▼
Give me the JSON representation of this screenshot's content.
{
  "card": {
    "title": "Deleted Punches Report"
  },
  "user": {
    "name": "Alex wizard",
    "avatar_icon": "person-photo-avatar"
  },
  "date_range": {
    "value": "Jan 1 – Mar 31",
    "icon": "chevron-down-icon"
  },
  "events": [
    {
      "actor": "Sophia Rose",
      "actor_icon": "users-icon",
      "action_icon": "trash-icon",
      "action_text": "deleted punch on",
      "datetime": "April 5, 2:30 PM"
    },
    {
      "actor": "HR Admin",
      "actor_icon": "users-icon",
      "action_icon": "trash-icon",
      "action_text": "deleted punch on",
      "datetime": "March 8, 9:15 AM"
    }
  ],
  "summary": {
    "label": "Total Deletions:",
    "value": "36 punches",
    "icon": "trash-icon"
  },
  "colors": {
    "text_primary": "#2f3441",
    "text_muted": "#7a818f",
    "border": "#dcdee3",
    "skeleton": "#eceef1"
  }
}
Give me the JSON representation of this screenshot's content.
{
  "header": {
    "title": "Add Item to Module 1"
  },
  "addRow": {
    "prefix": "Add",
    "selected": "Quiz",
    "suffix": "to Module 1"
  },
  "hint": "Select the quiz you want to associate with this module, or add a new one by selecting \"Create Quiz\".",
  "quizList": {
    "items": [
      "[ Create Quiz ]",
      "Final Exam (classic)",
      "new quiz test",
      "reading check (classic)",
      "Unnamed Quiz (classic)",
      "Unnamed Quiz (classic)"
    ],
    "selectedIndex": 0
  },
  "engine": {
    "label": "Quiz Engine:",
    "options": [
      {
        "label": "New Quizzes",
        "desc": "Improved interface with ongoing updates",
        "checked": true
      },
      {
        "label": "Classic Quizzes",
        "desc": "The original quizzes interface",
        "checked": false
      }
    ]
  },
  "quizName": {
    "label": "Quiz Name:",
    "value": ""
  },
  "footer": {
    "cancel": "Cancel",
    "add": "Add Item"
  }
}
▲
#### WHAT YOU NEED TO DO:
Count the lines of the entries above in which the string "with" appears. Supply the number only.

#### YOUR RESPONSE:
2